Oddly enough, throughout September and into October Mexico has experienced increases in consumer spending, despite opposing trends in the public sector as the world oil crisis coerced the Mexican government to cut expenditures to compensate for losses in revenues.
Art and Culture
On October 4, 2015, a historic trade agreement was reached between 12 different countries bordering the Pacific, including the United States, Japan, and the Latin American nations of Chile, Peru, and Mexico. Entitled the Trans-Pacific Partnership (TPP), the agreement has culminated with intense rounds of negotiations that have taken place periodically over a seven-year time period.
The twists and turns of the municipal border of a Spanish colonial pueblo de indiostells a story. The geographic tale began in pre-Columbian political territories and early modern re-thinking of the role of the city and how space imagines and fortifies an ordered citizenry, then continued through clever negotiation of power across class, racial, and ethnic boundaries1. The method for officially designating the municipal border was through surveys.
Ricardo Vila-Roger is a teaching artist-in-residence at the University of Pittsburgh.
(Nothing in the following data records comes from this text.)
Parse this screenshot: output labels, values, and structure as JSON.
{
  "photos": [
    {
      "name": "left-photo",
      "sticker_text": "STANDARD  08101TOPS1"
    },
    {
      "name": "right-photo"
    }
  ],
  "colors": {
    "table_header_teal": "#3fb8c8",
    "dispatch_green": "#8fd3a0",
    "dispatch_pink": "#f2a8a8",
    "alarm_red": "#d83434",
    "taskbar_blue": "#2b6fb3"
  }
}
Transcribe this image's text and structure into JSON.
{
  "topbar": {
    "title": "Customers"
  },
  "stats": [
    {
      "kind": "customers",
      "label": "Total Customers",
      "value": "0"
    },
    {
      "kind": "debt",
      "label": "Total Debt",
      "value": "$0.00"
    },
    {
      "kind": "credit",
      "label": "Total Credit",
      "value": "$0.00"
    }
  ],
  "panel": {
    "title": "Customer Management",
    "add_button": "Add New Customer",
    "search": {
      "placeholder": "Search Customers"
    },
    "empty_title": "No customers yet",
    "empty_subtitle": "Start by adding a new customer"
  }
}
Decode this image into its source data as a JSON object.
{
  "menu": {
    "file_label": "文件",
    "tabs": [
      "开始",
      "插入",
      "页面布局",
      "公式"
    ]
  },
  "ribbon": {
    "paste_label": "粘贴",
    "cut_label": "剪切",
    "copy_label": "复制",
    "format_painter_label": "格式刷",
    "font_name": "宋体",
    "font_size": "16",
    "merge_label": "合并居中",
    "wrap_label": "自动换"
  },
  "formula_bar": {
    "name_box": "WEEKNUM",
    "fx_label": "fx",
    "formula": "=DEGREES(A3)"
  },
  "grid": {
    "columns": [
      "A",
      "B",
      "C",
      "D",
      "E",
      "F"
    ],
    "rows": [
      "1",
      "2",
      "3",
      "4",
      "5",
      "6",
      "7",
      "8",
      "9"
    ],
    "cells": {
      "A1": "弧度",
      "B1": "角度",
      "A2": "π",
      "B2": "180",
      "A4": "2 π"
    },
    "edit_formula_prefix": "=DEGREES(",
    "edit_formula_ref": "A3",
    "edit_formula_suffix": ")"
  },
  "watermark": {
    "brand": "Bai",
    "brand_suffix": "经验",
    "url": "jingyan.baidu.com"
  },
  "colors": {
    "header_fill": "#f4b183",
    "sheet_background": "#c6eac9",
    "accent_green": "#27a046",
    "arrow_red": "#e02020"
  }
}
He recently directed Water by the Spoonful, written by Quiara Alegría Hudes, in an attempt to bring the Latino voice to Pittsburgh.1
This history of Latin American economic development is no secret, especially to the region. Yet it is funny how old policies proven to not work are still valid for a politician to run on as a political platform. In the specific case of Argentina there are two main front-runners in the election, Daniel Scioli from the FPV (Frente Para la Victoria) and Mauricio Macri, leader of Propuesta Republicana and of the Cambiemos party. The two parties have differing economic views.